BEGIN
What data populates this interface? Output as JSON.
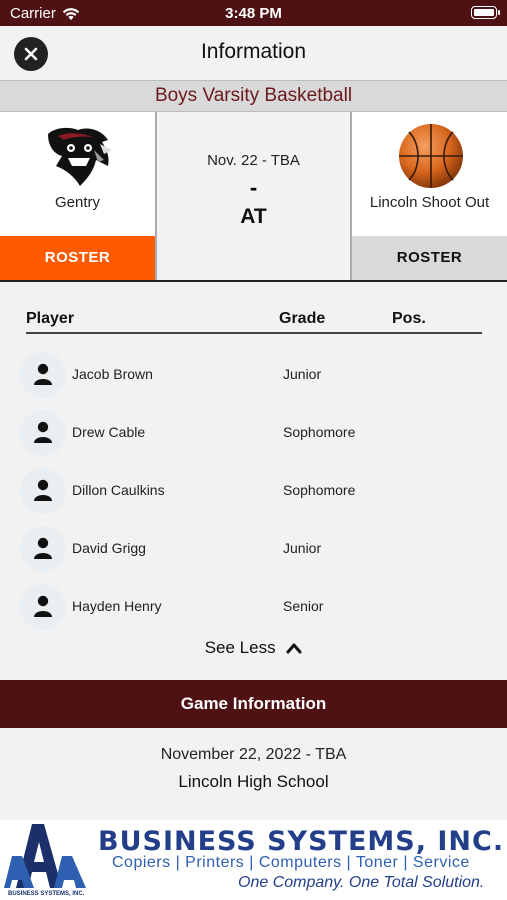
{
  "status_bar": {
    "carrier": "Carrier",
    "time": "3:48 PM"
  },
  "nav": {
    "title": "Information"
  },
  "event": {
    "banner": "Boys Varsity Basketball",
    "date_time": "Nov. 22 - TBA",
    "score": "-",
    "location_tag": "AT"
  },
  "home_team": {
    "name": "Gentry",
    "roster_label": "ROSTER",
    "roster_color": "#fe5a00"
  },
  "away_team": {
    "name": "Lincoln Shoot Out",
    "roster_label": "ROSTER"
  },
  "roster": {
    "headers": {
      "player": "Player",
      "grade": "Grade",
      "position": "Pos."
    },
    "players": [
      {
        "name": "Jacob Brown",
        "grade": "Junior"
      },
      {
        "name": "Drew Cable",
        "grade": "Sophomore"
      },
      {
        "name": "Dillon Caulkins",
        "grade": "Sophomore"
      },
      {
        "name": "David Grigg",
        "grade": "Junior"
      },
      {
        "name": "Hayden Henry",
        "grade": "Senior"
      }
    ],
    "toggle_label": "See Less"
  },
  "game_information": {
    "heading": "Game Information",
    "date_time": "November 22, 2022 - TBA",
    "venue": "Lincoln High School"
  },
  "ad": {
    "company": "BUSINESS SYSTEMS, INC.",
    "services": "Copiers | Printers | Computers | Toner | Service",
    "slogan": "One Company. One Total Solution.",
    "logo_caption": "BUSINESS SYSTEMS, INC."
  },
  "colors": {
    "brand_maroon": "#4e1214",
    "banner_text": "#6b1a1e"
  }
}
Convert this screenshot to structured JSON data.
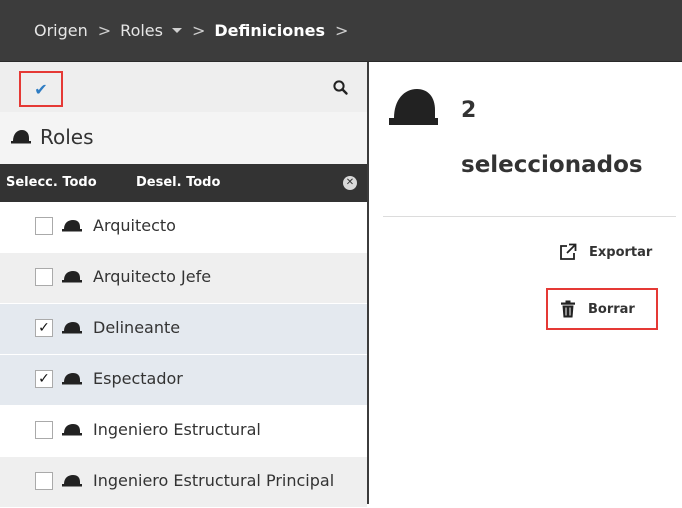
{
  "breadcrumb": {
    "items": [
      {
        "label": "Origen"
      },
      {
        "label": "Roles",
        "has_dropdown": true
      },
      {
        "label": "Definiciones",
        "current": true
      }
    ]
  },
  "toolbar": {
    "select_toggle_icon": "checkmark-icon",
    "search_icon": "search-icon"
  },
  "left_panel": {
    "title": "Roles",
    "title_icon": "hard-hat-icon",
    "select_all_label": "Selecc. Todo",
    "deselect_all_label": "Desel. Todo",
    "clear_icon": "clear-circle-x-icon",
    "roles": [
      {
        "label": "Arquitecto",
        "checked": false
      },
      {
        "label": "Arquitecto Jefe",
        "checked": false
      },
      {
        "label": "Delineante",
        "checked": true
      },
      {
        "label": "Espectador",
        "checked": true
      },
      {
        "label": "Ingeniero Estructural",
        "checked": false
      },
      {
        "label": "Ingeniero Estructural Principal",
        "checked": false
      }
    ]
  },
  "right_panel": {
    "count": "2",
    "count_label": "seleccionados",
    "actions": {
      "export_label": "Exportar",
      "export_icon": "external-link-icon",
      "delete_label": "Borrar",
      "delete_icon": "trash-icon"
    }
  },
  "colors": {
    "topbar_bg": "#3c3c3c",
    "highlight_border": "#e53935",
    "check_accent": "#2e7cc3",
    "selected_row_bg": "#e4e9ef"
  }
}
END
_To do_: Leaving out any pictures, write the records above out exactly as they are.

_Reply to the exercise_:
What data populates this interface? Output as JSON.
{
  "status_bar": {
    "carrier": "Carrier",
    "time": "3:48 PM"
  },
  "nav": {
    "title": "Information"
  },
  "event": {
    "banner": "Boys Varsity Basketball",
    "date_time": "Nov. 22 - TBA",
    "score": "-",
    "location_tag": "AT"
  },
  "home_team": {
    "name": "Gentry",
    "roster_label": "ROSTER",
    "roster_color": "#fe5a00"
  },
  "away_team": {
    "name": "Lincoln Shoot Out",
    "roster_label": "ROSTER"
  },
  "roster": {
    "headers": {
      "player": "Player",
      "grade": "Grade",
      "position": "Pos."
    },
    "players": [
      {
        "name": "Jacob Brown",
        "grade": "Junior"
      },
      {
        "name": "Drew Cable",
        "grade": "Sophomore"
      },
      {
        "name": "Dillon Caulkins",
        "grade": "Sophomore"
      },
      {
        "name": "David Grigg",
        "grade": "Junior"
      },
      {
        "name": "Hayden Henry",
        "grade": "Senior"
      }
    ],
    "toggle_label": "See Less"
  },
  "game_information": {
    "heading": "Game Information",
    "date_time": "November 22, 2022 - TBA",
    "venue": "Lincoln High School"
  },
  "ad": {
    "company": "BUSINESS SYSTEMS, INC.",
    "services": "Copiers | Printers | Computers | Toner | Service",
    "slogan": "One Company. One Total Solution.",
    "logo_caption": "BUSINESS SYSTEMS, INC."
  },
  "colors": {
    "brand_maroon": "#4e1214",
    "banner_text": "#6b1a1e"
  }
}
Convert this screenshot to structured JSON data.
{
  "breadcrumb": {
    "items": [
      {
        "label": "Origen"
      },
      {
        "label": "Roles",
        "has_dropdown": true
      },
      {
        "label": "Definiciones",
        "current": true
      }
    ]
  },
  "toolbar": {
    "select_toggle_icon": "checkmark-icon",
    "search_icon": "search-icon"
  },
  "left_panel": {
    "title": "Roles",
    "title_icon": "hard-hat-icon",
    "select_all_label": "Selecc. Todo",
    "deselect_all_label": "Desel. Todo",
    "clear_icon": "clear-circle-x-icon",
    "roles": [
      {
        "label": "Arquitecto",
        "checked": false
      },
      {
        "label": "Arquitecto Jefe",
        "checked": false
      },
      {
        "label": "Delineante",
        "checked": true
      },
      {
        "label": "Espectador",
        "checked": true
      },
      {
        "label": "Ingeniero Estructural",
        "checked": false
      },
      {
        "label": "Ingeniero Estructural Principal",
        "checked": false
      }
    ]
  },
  "right_panel": {
    "count": "2",
    "count_label": "seleccionados",
    "actions": {
      "export_label": "Exportar",
      "export_icon": "external-link-icon",
      "delete_label": "Borrar",
      "delete_icon": "trash-icon"
    }
  },
  "colors": {
    "topbar_bg": "#3c3c3c",
    "highlight_border": "#e53935",
    "check_accent": "#2e7cc3",
    "selected_row_bg": "#e4e9ef"
  }
}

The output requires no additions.